Barnsley Council and other public bodies are now working in close co-operation to both help existing smokers to quit and to help ensure those reaching maturity are not tempted into tobacco use, by keeping the habit hidden from children, so they do not reach their teens regarding the habit as normal.

That work has included making all the town’s major play parks voluntary smoke free zones and rolling out a similar programme for schools, starting with primaries, to discourage parents from smoking when they drop off or collect children.

Barnsley Council is also believed to be the only local authority in the region to be actively enforcing the ban on adults smoking in cars when children are present.

Latest figures have just been released which show in 2017, 18.2 per cent of the town’s adult population were smokers, down from 20.6 per cent the previous year and beating a target to reduce levels to 20 per cent.

In practice, it means around ten per cent of the smoking population stopped, reducing numbers from almost 40,000 to around 36,000.

That still leaves smoking levels in Barnsley above the national average, but numbers are being reduced quicker than the national rate meaning the gap is narrowing.

Kaye Mann, Barnsley Council’s senior health improvement officer, said the success rate among a section of the public where smoking rates were higher than average was more impressive.

Official figures categorise part of the population as ‘routine and manual’, where in 2016 the percentage of smokers was 33.8 per cent, falling to 27.5 per cent last year.

“There is lots of work going off, it is a public health priority for the council. We have managed to get it on everyone’s agenda so we have a very strong Tobacco Control Alliance, with the hospital, clinical commissioning groups, schools, colleges,” she said.

“We are working together on an action plan. Our biggest piece of work is ‘making smoking invisible’, it is about protecting children.

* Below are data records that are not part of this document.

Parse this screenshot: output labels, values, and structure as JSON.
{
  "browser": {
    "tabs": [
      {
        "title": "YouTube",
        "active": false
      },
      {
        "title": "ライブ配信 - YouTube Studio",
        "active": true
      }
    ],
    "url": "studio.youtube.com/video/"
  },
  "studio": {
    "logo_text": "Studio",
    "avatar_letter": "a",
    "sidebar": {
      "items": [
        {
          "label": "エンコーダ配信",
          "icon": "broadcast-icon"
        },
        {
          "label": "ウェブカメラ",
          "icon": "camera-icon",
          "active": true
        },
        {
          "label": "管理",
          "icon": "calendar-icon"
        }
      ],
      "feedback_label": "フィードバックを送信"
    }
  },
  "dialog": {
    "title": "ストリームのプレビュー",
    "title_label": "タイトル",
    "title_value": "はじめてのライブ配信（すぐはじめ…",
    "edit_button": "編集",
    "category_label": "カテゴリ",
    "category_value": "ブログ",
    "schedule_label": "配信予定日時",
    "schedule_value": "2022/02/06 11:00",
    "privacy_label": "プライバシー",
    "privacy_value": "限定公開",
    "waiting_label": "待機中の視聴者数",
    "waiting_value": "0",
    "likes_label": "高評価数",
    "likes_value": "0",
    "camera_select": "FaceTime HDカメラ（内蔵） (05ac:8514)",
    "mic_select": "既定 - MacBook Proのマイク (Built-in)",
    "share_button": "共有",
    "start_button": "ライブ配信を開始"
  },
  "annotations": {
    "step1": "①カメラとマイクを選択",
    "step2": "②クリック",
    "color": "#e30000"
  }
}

“Evidence tells us that is the best way to stop them from smoking, to denormalise it. When they don’t see it as normal to do so, they don’t start.

“As well as getting the current generation to quit, it is about stopping people taking it up. The aim so to create a smoke free generation by 2025.

“When primary school pupils now get to an age where they would typically take up smoking, we want them to say no.”

Pals Square outside the Town Hall in Barnsley town centre was the first area to be designated a no smoking zone and the council has conducted consultations before introducing the areas, which operate on a voluntary basis.

That allows them to feed back information that the bulk of the public don’t want smoking there, to help add weight to the scheme.

As well as supporting smokers and those at risk of picking up the habit, the council also has a tobacco enforcement officer, with a remit to track down those trading in illicit or counterfeit tobacco.

Those pose a special risk, by selling cigarettes in unregulated conditions which may be cheaper then normal retail prices, making them affordable to those who would otherwise be unable to smoke.

Counterfeit products also carry potential health risks because they may contain harmful substances.